=== Data for this task ===
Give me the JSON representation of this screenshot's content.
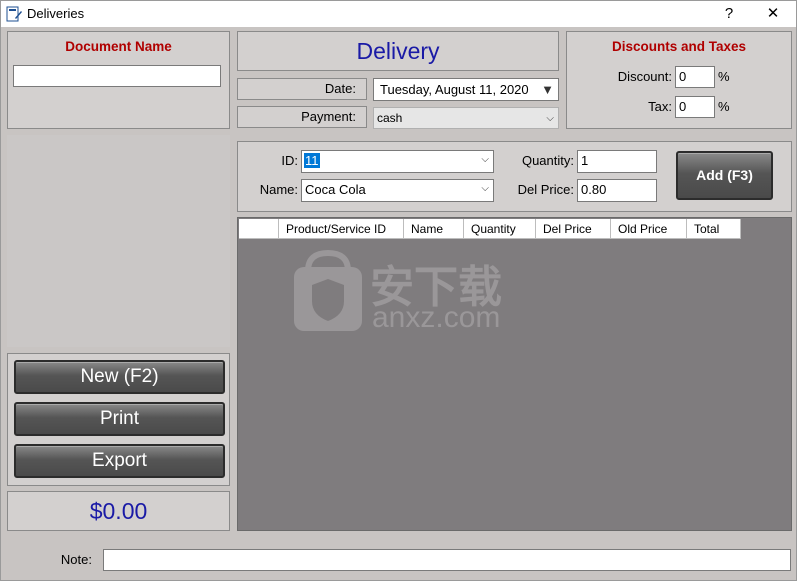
{
  "window": {
    "title": "Deliveries",
    "help_label": "?",
    "close_label": "✕",
    "icon": "document-edit-icon"
  },
  "document": {
    "heading": "Document Name",
    "value": ""
  },
  "delivery": {
    "title": "Delivery",
    "date_label": "Date:",
    "date_value": "Tuesday, August 11, 2020",
    "payment_label": "Payment:",
    "payment_value": "cash"
  },
  "discounts": {
    "heading": "Discounts and Taxes",
    "discount_label": "Discount:",
    "discount_value": "0",
    "discount_unit": "%",
    "tax_label": "Tax:",
    "tax_value": "0",
    "tax_unit": "%"
  },
  "item": {
    "id_label": "ID:",
    "id_value": "11",
    "name_label": "Name:",
    "name_value": "Coca Cola",
    "quantity_label": "Quantity:",
    "quantity_value": "1",
    "del_price_label": "Del Price:",
    "del_price_value": "0.80",
    "add_label": "Add (F3)"
  },
  "grid": {
    "columns": [
      "",
      "Product/Service ID",
      "Name",
      "Quantity",
      "Del Price",
      "Old Price",
      "Total"
    ],
    "rows": []
  },
  "actions": {
    "new_label": "New (F2)",
    "print_label": "Print",
    "export_label": "Export"
  },
  "total": {
    "value": "$0.00",
    "color": "#1a1aa6"
  },
  "note": {
    "label": "Note:",
    "value": ""
  },
  "watermark": {
    "text_cn": "安下载",
    "text_en": "anxz.com"
  },
  "colors": {
    "accent_red": "#b00000",
    "title_blue": "#1a1aa6"
  }
}
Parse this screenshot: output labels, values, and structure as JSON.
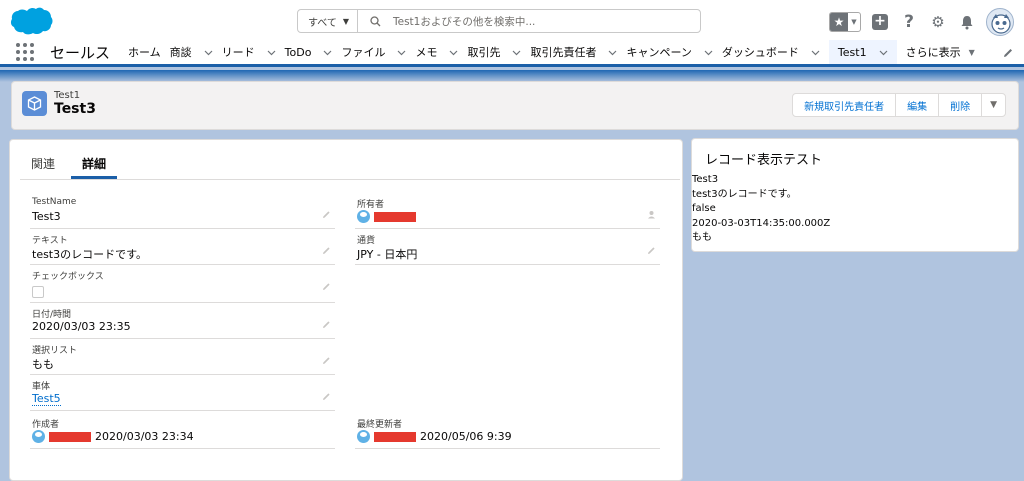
{
  "header": {
    "search_scope": "すべて",
    "search_placeholder": "Test1およびその他を検索中..."
  },
  "nav": {
    "app_name": "セールス",
    "items": [
      {
        "label": "ホーム",
        "chevron": false
      },
      {
        "label": "商談",
        "chevron": true
      },
      {
        "label": "リード",
        "chevron": true
      },
      {
        "label": "ToDo",
        "chevron": true
      },
      {
        "label": "ファイル",
        "chevron": true
      },
      {
        "label": "メモ",
        "chevron": true
      },
      {
        "label": "取引先",
        "chevron": true
      },
      {
        "label": "取引先責任者",
        "chevron": true
      },
      {
        "label": "キャンペーン",
        "chevron": true
      },
      {
        "label": "ダッシュボード",
        "chevron": true
      },
      {
        "label": "Test1",
        "chevron": true,
        "active": true
      }
    ],
    "more_label": "さらに表示"
  },
  "record": {
    "type": "Test1",
    "name": "Test3",
    "buttons": [
      "新規取引先責任者",
      "編集",
      "削除"
    ]
  },
  "tabs": [
    "関連",
    "詳細"
  ],
  "fields": {
    "testname": {
      "label": "TestName",
      "value": "Test3"
    },
    "text": {
      "label": "テキスト",
      "value": "test3のレコードです。"
    },
    "checkbox": {
      "label": "チェックボックス"
    },
    "datetime": {
      "label": "日付/時間",
      "value": "2020/03/03 23:35"
    },
    "picklist": {
      "label": "選択リスト",
      "value": "もも"
    },
    "car": {
      "label": "車体",
      "value": "Test5"
    },
    "created_by": {
      "label": "作成者",
      "value": "2020/03/03 23:34"
    },
    "owner": {
      "label": "所有者"
    },
    "currency": {
      "label": "通貨",
      "value": "JPY - 日本円"
    },
    "modified_by": {
      "label": "最終更新者",
      "value": "2020/05/06 9:39"
    }
  },
  "side": {
    "title": "レコード表示テスト",
    "lines": [
      "Test3",
      "test3のレコードです。",
      "false",
      "2020-03-03T14:35:00.000Z",
      "もも"
    ]
  }
}
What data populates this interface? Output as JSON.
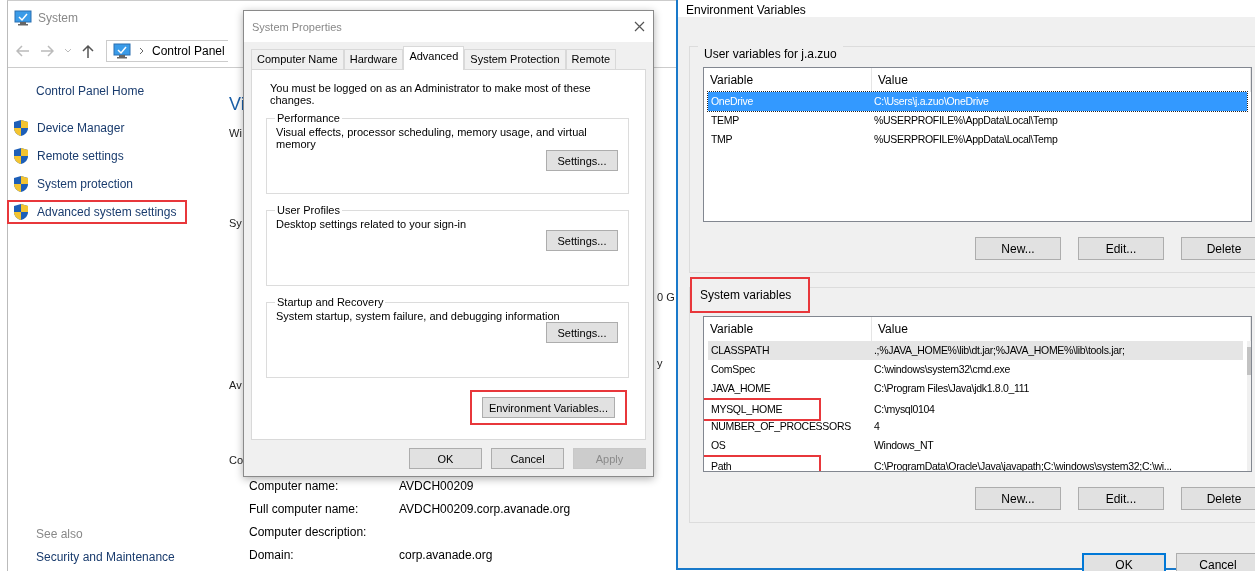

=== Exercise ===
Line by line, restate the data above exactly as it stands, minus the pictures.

=== Solution to this exercise ===
Give me the JSON representation of this screenshot's content.
{
  "window": {
    "title": "Deliveries",
    "help_label": "?",
    "close_label": "✕",
    "icon": "document-edit-icon"
  },
  "document": {
    "heading": "Document Name",
    "value": ""
  },
  "delivery": {
    "title": "Delivery",
    "date_label": "Date:",
    "date_value": "Tuesday, August 11, 2020",
    "payment_label": "Payment:",
    "payment_value": "cash"
  },
  "discounts": {
    "heading": "Discounts and Taxes",
    "discount_label": "Discount:",
    "discount_value": "0",
    "discount_unit": "%",
    "tax_label": "Tax:",
    "tax_value": "0",
    "tax_unit": "%"
  },
  "item": {
    "id_label": "ID:",
    "id_value": "11",
    "name_label": "Name:",
    "name_value": "Coca Cola",
    "quantity_label": "Quantity:",
    "quantity_value": "1",
    "del_price_label": "Del Price:",
    "del_price_value": "0.80",
    "add_label": "Add (F3)"
  },
  "grid": {
    "columns": [
      "",
      "Product/Service ID",
      "Name",
      "Quantity",
      "Del Price",
      "Old Price",
      "Total"
    ],
    "rows": []
  },
  "actions": {
    "new_label": "New (F2)",
    "print_label": "Print",
    "export_label": "Export"
  },
  "total": {
    "value": "$0.00",
    "color": "#1a1aa6"
  },
  "note": {
    "label": "Note:",
    "value": ""
  },
  "watermark": {
    "text_cn": "安下载",
    "text_en": "anxz.com"
  },
  "colors": {
    "accent_red": "#b00000",
    "title_blue": "#1a1aa6"
  }
}
Parse this screenshot: output labels, values, and structure as JSON.
{
  "header": {
    "search_scope": "すべて",
    "search_placeholder": "Test1およびその他を検索中..."
  },
  "nav": {
    "app_name": "セールス",
    "items": [
      {
        "label": "ホーム",
        "chevron": false
      },
      {
        "label": "商談",
        "chevron": true
      },
      {
        "label": "リード",
        "chevron": true
      },
      {
        "label": "ToDo",
        "chevron": true
      },
      {
        "label": "ファイル",
        "chevron": true
      },
      {
        "label": "メモ",
        "chevron": true
      },
      {
        "label": "取引先",
        "chevron": true
      },
      {
        "label": "取引先責任者",
        "chevron": true
      },
      {
        "label": "キャンペーン",
        "chevron": true
      },
      {
        "label": "ダッシュボード",
        "chevron": true
      },
      {
        "label": "Test1",
        "chevron": true,
        "active": true
      }
    ],
    "more_label": "さらに表示"
  },
  "record": {
    "type": "Test1",
    "name": "Test3",
    "buttons": [
      "新規取引先責任者",
      "編集",
      "削除"
    ]
  },
  "tabs": [
    "関連",
    "詳細"
  ],
  "fields": {
    "testname": {
      "label": "TestName",
      "value": "Test3"
    },
    "text": {
      "label": "テキスト",
      "value": "test3のレコードです。"
    },
    "checkbox": {
      "label": "チェックボックス"
    },
    "datetime": {
      "label": "日付/時間",
      "value": "2020/03/03 23:35"
    },
    "picklist": {
      "label": "選択リスト",
      "value": "もも"
    },
    "car": {
      "label": "車体",
      "value": "Test5"
    },
    "created_by": {
      "label": "作成者",
      "value": "2020/03/03 23:34"
    },
    "owner": {
      "label": "所有者"
    },
    "currency": {
      "label": "通貨",
      "value": "JPY - 日本円"
    },
    "modified_by": {
      "label": "最終更新者",
      "value": "2020/05/06 9:39"
    }
  },
  "side": {
    "title": "レコード表示テスト",
    "lines": [
      "Test3",
      "test3のレコードです。",
      "false",
      "2020-03-03T14:35:00.000Z",
      "もも"
    ]
  }
}
What data populates this interface? Output as JSON.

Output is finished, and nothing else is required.